It is time to present my next commissioned model. It is a 1:10 replica of the Mercedes-AMG GT R.
This time I also made a short video showcasing its functions.
This model features the following functions:
independent suspension on all wheels
steering with HoG and working steering wheel
V8 fake engine
working lights (with custom lighting bricks)
opening doors and hood
detailed interior and engine bay
a 4D+N+R gearbox
an active aerodynamic spoiler in the front which opens when 4th gear is engaged
four wheel steering with speed (read gear) dependent behaviour:
– in 1st gear the wheels steer against each other
– in 2nd gear only the front wheels steer
– in 3rd gear the rear wheels steer a bit with the front wheels
– in 4th gear the rear wheels steer with the front wheels
This model was a real challenge in terms of packing all this functionality into it. It has over 2200 parts, despite being a 1:10 model. The mistress is of similar scale, but has only 1600 parts, whereas the 1:8 DB11 has ‘only’ 2700 parts. Still, I am very pleased with the end result. Especially the gear dependent four wheel steering setup works like a charm.
This is the first model that has custom stickers (not shown since my client wants to build the model himself so I didn’t apply them) and custom lighting. Here are some shots with the lights on:
The model was commissioned with an exclusivity clause, so there will be no instructions.
It has been a while since my last post, my apologies for that. I haven’t been idle though. In the coming months I hope to be able to show some of the models I designed for my customers in the past months. But let me start by introducing the model I have been working on for the past year. Here is my replica of the F14A Tomcat in LEGO Technic:
The Tomcat is an incredible plane, and I tried to pack my version as dense as possible with the features the real plane has as well:
Driven by one M-motor and using a manual gearbox the following functions are electrified: – The engine turbines (directly coupled to the M-motor) – The rotating Gatling gun on the port side – A small pneumatic pump – The canopy – The landing gear – The eight landing gear bay doors – The adjustable main wings (in the photo below they are moved out, in the photo above they are swept back)
Next to that there are six pneumatic valves controlling the following functions: – Switch between the internal small vacuum pump and the external large vacuum pump – The bleed doors in the air-intakes of the engines – The delta wings at the side of the air-intakes – The arresting hook – The front and rear flaps on the main wings – The two air brakes on the main wings and the three air brakes at the end of the fuselage
The plane also features a couple of manual functions: – A knob to control the pitch of the aircraft.

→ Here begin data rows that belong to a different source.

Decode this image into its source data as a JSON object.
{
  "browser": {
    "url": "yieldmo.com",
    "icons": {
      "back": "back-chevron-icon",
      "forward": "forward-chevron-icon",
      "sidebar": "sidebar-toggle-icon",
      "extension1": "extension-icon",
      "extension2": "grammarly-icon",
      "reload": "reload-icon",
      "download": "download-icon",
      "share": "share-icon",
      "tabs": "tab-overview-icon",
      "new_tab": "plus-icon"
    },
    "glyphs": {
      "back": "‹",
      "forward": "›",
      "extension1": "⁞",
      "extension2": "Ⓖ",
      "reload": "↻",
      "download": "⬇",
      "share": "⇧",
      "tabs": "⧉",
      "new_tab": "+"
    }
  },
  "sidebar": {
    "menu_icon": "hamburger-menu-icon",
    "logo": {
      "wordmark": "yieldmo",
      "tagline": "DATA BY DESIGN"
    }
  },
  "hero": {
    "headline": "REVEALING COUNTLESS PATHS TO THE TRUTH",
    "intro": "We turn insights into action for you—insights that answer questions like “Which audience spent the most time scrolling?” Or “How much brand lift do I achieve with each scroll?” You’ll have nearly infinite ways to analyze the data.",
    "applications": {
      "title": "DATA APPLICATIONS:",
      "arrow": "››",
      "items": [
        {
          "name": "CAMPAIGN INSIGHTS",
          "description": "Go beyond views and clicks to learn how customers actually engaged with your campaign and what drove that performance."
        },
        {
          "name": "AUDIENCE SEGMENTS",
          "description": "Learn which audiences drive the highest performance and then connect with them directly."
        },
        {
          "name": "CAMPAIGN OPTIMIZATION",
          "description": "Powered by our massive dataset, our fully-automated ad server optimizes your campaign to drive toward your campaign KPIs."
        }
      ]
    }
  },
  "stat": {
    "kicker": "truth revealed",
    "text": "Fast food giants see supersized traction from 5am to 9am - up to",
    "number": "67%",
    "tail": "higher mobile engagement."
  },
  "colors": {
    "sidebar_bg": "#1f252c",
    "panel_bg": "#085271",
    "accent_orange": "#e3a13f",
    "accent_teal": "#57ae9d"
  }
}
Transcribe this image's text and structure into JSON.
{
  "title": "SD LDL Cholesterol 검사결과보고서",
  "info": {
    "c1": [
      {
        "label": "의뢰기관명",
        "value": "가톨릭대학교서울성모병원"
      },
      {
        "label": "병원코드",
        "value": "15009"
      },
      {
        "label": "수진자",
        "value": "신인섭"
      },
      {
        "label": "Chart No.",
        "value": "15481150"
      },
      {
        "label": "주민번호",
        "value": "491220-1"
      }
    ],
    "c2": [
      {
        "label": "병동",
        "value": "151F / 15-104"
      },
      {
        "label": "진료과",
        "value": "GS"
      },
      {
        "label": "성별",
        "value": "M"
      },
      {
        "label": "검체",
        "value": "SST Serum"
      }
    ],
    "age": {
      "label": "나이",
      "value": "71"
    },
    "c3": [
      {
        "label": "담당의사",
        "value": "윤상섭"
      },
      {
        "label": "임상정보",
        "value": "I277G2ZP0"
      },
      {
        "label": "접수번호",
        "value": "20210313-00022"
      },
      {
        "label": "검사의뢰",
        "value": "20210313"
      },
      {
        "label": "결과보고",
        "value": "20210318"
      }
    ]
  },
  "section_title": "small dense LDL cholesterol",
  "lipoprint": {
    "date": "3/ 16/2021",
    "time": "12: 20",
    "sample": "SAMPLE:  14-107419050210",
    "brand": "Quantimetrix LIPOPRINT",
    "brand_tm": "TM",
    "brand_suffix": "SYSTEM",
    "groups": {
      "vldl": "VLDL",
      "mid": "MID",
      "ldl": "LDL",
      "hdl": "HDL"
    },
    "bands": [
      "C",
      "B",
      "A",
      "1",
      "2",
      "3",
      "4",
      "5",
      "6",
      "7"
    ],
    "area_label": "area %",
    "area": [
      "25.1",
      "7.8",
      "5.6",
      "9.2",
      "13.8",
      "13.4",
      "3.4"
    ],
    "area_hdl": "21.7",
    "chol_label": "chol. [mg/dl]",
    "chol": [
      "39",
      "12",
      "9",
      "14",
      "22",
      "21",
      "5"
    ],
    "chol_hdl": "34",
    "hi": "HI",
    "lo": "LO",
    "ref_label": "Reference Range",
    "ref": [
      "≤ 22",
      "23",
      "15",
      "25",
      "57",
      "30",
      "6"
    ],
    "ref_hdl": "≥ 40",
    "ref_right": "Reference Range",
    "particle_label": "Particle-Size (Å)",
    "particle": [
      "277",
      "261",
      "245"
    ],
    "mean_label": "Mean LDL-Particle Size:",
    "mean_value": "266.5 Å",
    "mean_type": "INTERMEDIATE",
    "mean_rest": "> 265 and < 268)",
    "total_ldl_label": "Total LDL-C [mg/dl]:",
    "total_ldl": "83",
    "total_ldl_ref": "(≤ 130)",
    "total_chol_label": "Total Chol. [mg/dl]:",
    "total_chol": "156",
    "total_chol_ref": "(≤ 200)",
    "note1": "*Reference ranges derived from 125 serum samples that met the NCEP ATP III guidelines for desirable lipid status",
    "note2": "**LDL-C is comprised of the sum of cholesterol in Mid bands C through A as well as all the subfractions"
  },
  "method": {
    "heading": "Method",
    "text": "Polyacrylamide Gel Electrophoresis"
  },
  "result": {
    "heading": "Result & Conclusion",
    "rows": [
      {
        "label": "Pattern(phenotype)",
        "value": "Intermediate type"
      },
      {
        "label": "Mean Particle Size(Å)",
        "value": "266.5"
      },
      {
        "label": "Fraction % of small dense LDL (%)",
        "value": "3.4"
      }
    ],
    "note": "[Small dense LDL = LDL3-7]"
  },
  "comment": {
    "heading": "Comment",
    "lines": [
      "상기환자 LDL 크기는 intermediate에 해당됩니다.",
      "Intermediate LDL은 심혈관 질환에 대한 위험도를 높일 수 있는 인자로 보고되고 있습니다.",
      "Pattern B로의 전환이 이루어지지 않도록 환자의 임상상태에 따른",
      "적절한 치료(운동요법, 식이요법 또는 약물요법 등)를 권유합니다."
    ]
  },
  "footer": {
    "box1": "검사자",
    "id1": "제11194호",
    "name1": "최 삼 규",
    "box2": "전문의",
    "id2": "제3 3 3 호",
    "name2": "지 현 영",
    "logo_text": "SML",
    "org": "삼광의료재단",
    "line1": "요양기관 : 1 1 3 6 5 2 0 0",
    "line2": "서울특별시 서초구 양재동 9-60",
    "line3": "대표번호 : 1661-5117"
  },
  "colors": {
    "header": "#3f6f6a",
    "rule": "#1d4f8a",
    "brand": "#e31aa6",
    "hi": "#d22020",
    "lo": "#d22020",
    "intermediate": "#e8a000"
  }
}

The rear horizontal wings and the joystick are controlled with this knob. – A knob to control the roll & jaw of the aircraft. The rear horizontal wing, the vertical control surfaces and the joystick are controlled with this knob. If the landing gear is down, the front landing gear is steered with this knob as well. A special differential control mechanism is used to combine both pitch and roll control and feed only one signal to each wing. – The nacelles that contain the turbo engines can be opened and the engines can be taken out. – A double lever to activate the ejection seats. The canopy is ejected at the same time as well.
And finally some fun facts: The model weighs around 4 kilograms and is just shy of 4000 parts It is 87 cm long, 101 / 66 cm wide (main wings open / swept back) and 33.5 cm high when put on its stand It has ten small pneumatic cylinders and nine shock absorbers It has 549 axles, 110 gears and 111 panels Most of the functions are color coded so that you can distinguish them during the building process
Here is my next commissioned model, a Ford Focus ST:
It is in a smaller scale then I usually build. It still has the following features:
– Steering (with a virtual pivotpoint and Ackermann geometry)
– A 3 cylinder fake engine
– Opening bonnet, trunk and doors
– Adjustable seats
– Working steeringwheel
The model is very sturdy and can be handled from any angle.
The model is packed with half stud offsets to be able to capture the lines of the original car despite the smaller size.